"The new offer conveyed to Iran, which includes concrete elements in the fields of civil nuclear energy, policy and economy, demonstrates to the Iranian people what they could achieve through cooperation and what they may lose if the confrontation strategy chosen by their rulers continues.
"As long as Iran fails to accept this offer and to suspend its sensitive activities, we will have no choice but to increase the pressure exerted on it. Iran today must make a strategic choice between cooperation, which is the only possibility which will open a road to stability and prosperity rather than growing isolation. The choice is in its hands."
There are signs that France is changing its tough stance against Bashar Assad. What is your stance regarding the Syrian president?
"France is no less harsh than it was in the past in terms of its attitude towards Syria. All we did was respond to concrete gestures made by the Syrian government, which made it possible to make decisive progress on the Lebanese issue.

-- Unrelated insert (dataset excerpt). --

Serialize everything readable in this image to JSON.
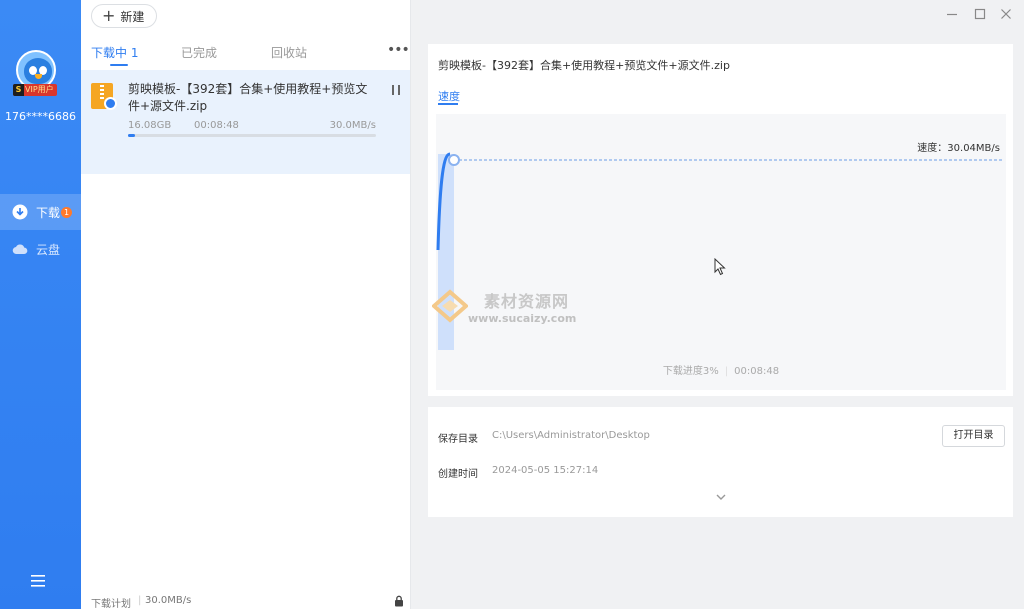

"In my speech in Cairo last December I said clearly that I would resume the talks with him only when positive and concrete developments take place in Lebanon. Such developments have indeed taken place, one of them being the election of President Suleiman. This is why I telephoned him to express my satisfaction and call on him to continue in this direction.
"I also told him that the talks with Israel were moving in the right direction and were fully supported by France. In addition, I invited him to attend the summit launching a new Mediterranean Union on July 13 and made it clear to him that all the heads of states and governments in the Mediterranean have been invited, including Israel.
"My expectations from Assad are similar to the expectations of the entire international community: To continue the new road he appears to have chosen recently and to prove that he wishes to turn Syria into a center of stability and peace in the region."
How do you view an agreement between Israel and the Palestinians?
"Everyone knows that any durable solution involves the establishment of a democratic Palestinian state. France encourages both sides to firmly continue the negotiations and move forward towards a permanent agreement before the end of 2008.
"Security is naturally the key. The firing of rockets on Israel's civil population cannot be accepted, and Israel has the right to defend itself against terror. By doing this, however, it must make certain to use proportional force.
"Hamas knows that no dialogue will be possible unless it fulfills the three principles set by the Quartet: Recognizing Israel, renouncing violence and honoring past agreements. It also knows that if it wishes to normalize its relations with the international community, it must immediately stop firing and release Israeli-French soldier Gilad Shalit.
"Shalit's release is a top priority, and it will only be obtained through mediation. These talks are naturally sensitive, and the most important thing is not to work in a way that will endanger the kidnapped soldier, who is also a French citizen."
Is there a message you would like to convey to the Israelis ahead of your visit?
"First of all, on the year Israel marks its 60th anniversary, I extend my heartfelt wishes to the people of Israel for peace and security. I turn to you as I turn to a friend and encourage you to overcome your fears and move forward in the diplomatic process with your Arab neighbors in order to reach just and durable peace in the region.
"This will naturally entail historic and painful concessions. I would also like to express my support and confidence in the Jewish people and say that France will always stand by Israel whenever its security or right to exist are undermined."